TAPS covers the fundamentals of marksmanship in a philosophical manner. He does not spend unnecessary time describing the perfect grip or stance, know his audience (other firearms instructors) should already have these items somewhat in hand. Instead he gives a few statements about what he considers priorities for proper mechanics and why he espouses such ideas.
Training vs. Practicing:
There are three phases to range work: preparing, practicing and training.
Preparation is ensuring yourself and your gear are ready to do the work. This is performing maintenance and inspections of your firearms. You will want to have a plan for what you want to accomplish and pack all of the necessary items.
Practicing is honing the fine motor skills and mechanics of marksmanship. This is what we do on the square/paper range. We put in the repetitions we need to build proper myelination of those motor skills we will need in a defensive situation.
Training is when you are actually running events and courses of fire. Training, is replicating or emulating a gun fight. This is the point where you put pressure and stress on yourself or the individual who is being trained.
Mac does take some time to call out possible training scars (he refers to it as training-itus). We can often create unnecessary and even dangerous habits during your training session. Remember, in the real world, where you are defending innocent human life, your targets aren’t paper. They are living, breathing, thinking beings. They will be moving as you will be moving. If you are not thinking about this when you are training, you are not training for how you want to fight when you want to win.
Mentors and coaches:
Mac refuses to call himself an instructor during a training course. Instead he uses the terms mentors and coaches. Here makes the statement, “It is not uncommon for the student to know more or be able to perform better than his coach.” We see this all of the time in athletics.

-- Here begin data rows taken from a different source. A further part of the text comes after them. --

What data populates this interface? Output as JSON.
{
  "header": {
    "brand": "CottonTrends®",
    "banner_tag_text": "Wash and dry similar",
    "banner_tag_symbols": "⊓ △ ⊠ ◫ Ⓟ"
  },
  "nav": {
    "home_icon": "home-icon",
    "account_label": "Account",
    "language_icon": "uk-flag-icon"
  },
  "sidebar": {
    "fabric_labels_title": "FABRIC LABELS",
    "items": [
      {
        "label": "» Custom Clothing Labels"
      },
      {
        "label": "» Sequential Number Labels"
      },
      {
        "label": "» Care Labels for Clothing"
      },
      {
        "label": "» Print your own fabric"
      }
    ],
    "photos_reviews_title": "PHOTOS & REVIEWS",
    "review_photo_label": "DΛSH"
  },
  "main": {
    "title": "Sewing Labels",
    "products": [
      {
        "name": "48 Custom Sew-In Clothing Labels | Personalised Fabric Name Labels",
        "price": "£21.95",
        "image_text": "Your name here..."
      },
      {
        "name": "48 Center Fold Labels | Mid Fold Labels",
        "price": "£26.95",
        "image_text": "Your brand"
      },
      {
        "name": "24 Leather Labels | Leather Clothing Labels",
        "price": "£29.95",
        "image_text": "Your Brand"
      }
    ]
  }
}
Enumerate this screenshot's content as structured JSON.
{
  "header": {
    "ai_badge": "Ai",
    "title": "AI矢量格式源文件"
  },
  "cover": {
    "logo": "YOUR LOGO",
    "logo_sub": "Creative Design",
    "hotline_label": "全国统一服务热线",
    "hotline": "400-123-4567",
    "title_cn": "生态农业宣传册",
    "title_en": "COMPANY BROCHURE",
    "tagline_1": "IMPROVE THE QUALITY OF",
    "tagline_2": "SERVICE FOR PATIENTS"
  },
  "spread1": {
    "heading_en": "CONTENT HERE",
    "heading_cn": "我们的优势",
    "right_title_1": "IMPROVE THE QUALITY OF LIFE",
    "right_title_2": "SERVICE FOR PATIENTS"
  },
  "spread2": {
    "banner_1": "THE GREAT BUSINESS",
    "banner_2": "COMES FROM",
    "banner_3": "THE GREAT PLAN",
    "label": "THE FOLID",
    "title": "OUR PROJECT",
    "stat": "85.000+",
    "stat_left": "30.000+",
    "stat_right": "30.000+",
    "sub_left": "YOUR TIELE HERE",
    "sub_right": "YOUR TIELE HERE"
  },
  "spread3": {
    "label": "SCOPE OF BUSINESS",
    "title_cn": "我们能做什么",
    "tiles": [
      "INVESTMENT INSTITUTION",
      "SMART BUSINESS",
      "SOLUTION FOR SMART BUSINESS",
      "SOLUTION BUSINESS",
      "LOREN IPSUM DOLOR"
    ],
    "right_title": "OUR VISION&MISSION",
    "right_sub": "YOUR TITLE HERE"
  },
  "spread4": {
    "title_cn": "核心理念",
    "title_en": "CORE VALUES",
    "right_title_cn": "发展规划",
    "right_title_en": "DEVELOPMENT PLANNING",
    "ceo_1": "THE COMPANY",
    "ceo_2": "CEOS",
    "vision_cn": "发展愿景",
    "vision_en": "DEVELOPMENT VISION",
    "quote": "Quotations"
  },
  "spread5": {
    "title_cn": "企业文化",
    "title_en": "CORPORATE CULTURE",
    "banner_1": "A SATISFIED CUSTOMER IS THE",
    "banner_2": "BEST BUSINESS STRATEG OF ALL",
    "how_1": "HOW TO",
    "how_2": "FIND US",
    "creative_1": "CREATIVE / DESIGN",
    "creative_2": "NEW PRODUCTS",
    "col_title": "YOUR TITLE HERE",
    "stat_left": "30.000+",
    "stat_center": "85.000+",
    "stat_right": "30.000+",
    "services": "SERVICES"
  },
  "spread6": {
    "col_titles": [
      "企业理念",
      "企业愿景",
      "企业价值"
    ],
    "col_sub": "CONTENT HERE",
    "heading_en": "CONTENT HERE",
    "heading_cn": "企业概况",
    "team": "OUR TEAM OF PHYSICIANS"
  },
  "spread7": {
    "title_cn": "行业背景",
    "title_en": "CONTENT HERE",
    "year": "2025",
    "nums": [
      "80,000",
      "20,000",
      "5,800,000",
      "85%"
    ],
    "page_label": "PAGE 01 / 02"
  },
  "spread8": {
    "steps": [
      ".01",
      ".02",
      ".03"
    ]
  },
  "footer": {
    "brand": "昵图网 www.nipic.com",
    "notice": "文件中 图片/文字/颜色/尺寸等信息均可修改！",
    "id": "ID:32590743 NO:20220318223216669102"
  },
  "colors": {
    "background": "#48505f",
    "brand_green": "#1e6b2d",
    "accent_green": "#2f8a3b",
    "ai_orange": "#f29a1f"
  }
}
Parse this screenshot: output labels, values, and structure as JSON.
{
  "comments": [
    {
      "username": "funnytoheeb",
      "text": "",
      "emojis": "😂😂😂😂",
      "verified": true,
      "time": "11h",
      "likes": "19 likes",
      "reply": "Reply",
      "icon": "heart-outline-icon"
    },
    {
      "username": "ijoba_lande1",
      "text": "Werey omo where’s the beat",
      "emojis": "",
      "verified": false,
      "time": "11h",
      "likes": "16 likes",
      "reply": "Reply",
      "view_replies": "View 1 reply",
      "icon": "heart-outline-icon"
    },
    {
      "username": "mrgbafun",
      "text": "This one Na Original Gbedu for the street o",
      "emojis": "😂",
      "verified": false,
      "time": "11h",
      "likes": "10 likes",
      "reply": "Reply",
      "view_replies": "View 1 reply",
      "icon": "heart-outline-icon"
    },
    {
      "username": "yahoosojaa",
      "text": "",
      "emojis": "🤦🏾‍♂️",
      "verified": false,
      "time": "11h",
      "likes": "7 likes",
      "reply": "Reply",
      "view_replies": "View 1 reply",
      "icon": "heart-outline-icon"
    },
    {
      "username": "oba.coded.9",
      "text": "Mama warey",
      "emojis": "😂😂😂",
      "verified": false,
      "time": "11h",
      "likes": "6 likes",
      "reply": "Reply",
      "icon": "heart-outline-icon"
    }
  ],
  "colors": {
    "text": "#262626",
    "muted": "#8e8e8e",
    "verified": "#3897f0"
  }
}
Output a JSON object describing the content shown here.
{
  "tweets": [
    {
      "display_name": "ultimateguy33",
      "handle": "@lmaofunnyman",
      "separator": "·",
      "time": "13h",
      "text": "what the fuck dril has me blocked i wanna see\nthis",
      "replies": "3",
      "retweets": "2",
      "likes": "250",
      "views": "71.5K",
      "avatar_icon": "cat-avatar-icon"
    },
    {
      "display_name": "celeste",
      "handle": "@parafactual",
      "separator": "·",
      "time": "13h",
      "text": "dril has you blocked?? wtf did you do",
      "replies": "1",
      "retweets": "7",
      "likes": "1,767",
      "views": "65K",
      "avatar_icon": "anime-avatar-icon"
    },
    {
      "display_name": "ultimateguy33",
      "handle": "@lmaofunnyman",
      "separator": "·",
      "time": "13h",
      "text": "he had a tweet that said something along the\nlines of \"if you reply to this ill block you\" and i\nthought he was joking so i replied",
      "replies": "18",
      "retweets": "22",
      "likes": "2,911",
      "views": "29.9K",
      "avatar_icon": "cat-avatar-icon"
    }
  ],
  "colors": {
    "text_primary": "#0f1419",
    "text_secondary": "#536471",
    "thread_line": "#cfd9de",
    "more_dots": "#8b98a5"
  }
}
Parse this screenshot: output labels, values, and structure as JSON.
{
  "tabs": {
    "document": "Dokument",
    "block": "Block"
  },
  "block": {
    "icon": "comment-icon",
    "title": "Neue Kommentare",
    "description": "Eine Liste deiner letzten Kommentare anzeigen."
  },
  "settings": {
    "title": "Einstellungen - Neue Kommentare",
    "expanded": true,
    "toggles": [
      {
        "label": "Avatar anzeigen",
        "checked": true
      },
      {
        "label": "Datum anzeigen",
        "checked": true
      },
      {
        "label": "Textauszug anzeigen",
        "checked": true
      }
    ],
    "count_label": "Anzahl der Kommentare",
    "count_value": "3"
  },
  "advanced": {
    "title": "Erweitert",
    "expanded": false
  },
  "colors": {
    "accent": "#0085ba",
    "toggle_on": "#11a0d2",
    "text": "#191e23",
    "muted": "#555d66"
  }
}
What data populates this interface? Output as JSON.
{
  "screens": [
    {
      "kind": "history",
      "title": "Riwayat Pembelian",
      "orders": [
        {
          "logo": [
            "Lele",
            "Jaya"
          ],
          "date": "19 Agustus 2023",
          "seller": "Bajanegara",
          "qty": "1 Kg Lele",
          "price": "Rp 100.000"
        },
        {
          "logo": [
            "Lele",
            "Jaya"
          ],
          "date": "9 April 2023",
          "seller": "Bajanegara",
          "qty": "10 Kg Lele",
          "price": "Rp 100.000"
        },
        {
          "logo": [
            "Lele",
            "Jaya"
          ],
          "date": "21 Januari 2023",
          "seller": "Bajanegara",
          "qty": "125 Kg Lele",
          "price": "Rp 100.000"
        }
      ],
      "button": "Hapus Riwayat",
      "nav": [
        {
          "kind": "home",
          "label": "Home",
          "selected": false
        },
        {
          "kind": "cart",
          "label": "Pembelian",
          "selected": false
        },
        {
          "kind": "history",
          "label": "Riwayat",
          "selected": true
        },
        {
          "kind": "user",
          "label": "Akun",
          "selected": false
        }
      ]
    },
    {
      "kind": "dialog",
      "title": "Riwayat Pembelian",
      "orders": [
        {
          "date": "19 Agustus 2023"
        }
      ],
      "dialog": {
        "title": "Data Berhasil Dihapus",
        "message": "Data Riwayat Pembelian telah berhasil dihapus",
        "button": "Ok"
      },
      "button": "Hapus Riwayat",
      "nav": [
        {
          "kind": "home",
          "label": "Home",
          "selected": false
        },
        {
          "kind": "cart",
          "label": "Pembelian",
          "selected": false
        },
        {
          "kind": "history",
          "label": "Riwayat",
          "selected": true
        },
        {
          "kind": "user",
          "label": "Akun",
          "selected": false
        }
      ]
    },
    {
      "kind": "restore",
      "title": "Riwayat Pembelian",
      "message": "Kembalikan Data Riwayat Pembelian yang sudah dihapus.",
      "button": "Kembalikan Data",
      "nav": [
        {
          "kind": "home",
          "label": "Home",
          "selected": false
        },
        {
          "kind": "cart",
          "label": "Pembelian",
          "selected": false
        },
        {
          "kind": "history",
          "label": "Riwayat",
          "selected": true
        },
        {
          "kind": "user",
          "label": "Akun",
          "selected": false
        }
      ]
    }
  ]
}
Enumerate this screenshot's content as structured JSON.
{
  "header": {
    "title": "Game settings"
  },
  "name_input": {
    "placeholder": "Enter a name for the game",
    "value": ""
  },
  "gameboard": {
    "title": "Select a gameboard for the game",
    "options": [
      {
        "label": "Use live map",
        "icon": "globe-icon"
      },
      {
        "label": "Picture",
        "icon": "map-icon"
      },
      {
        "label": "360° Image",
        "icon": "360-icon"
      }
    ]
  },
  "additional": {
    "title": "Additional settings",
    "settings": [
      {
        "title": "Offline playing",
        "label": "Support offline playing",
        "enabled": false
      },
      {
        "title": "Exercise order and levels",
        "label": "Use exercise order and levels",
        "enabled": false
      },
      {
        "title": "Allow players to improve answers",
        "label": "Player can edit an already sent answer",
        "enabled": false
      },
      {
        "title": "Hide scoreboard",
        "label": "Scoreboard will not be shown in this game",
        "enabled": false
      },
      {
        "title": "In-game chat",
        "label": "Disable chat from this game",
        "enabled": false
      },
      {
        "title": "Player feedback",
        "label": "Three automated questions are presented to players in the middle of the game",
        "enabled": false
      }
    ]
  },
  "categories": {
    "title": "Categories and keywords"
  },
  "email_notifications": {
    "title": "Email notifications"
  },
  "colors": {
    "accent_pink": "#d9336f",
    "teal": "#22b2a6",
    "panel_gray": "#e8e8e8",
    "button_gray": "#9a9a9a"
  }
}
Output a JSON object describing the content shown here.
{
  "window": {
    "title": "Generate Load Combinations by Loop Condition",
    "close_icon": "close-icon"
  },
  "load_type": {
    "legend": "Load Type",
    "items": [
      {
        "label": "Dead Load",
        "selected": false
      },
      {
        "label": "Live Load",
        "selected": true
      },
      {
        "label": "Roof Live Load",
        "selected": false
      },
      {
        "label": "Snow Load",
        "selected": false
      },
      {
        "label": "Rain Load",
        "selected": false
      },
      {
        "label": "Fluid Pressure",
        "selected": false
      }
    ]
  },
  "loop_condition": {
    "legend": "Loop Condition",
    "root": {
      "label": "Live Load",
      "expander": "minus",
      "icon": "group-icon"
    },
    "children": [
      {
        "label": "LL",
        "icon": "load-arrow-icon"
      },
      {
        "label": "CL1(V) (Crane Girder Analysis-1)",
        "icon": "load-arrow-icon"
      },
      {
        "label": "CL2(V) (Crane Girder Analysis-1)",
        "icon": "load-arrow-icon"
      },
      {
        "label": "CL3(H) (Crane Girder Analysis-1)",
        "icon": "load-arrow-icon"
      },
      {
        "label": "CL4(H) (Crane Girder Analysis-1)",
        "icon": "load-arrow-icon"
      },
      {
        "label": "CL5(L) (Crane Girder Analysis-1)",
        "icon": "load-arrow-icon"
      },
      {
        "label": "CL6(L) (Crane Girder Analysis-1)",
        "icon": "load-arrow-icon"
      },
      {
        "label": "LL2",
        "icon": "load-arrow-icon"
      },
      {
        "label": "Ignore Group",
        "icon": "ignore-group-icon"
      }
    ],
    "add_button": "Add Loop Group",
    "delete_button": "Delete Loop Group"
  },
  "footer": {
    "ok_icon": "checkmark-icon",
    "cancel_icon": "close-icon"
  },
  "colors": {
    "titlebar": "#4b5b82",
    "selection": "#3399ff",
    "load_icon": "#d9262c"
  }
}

The coach is there to help bring out the best in a high performing individual, and can help with such things using observation and analysis.
He points out, “In a group of guys with guns, there are bound to be egos.” Being a coach instead of “instructor” is a mindset which immediately has the ability to defuse (or at least minimize the impact of) the ego.
Accountability is huge in the firearms instruction business. Safety violations will immediately destroy your credibility. Failure to perform a task will hurt your credibility. You must be accountable to your students to deliver your course content in a safe and demonstrable fashion.
Mac’s statement of, “If you talk the talk, you must be able to walk the walk. If you get your ass handed to you, you have got to be able to swallow your pride and deal with it without excuses”, is directly in line with accountability. You have to own it when you either fail to perform a task properly or when a student performs a task better or faster than you.
Closing Thoughts on TAPS:
There is quite a bit of content in this book to enable you to become a better instructor. Obviously in a review like this, I cannot cover every single topic (I would be writing a small book myself). I can say that the content I read has ultimately been useful in my own personal development and my ability to develop other instructors and shooters. In my own personal bucket list of which instructors I want to take a class with, Pat McNamara is quite near the top.
You can find more out about Pat McNamara and his TAPS program at his business website for TMACS, inc.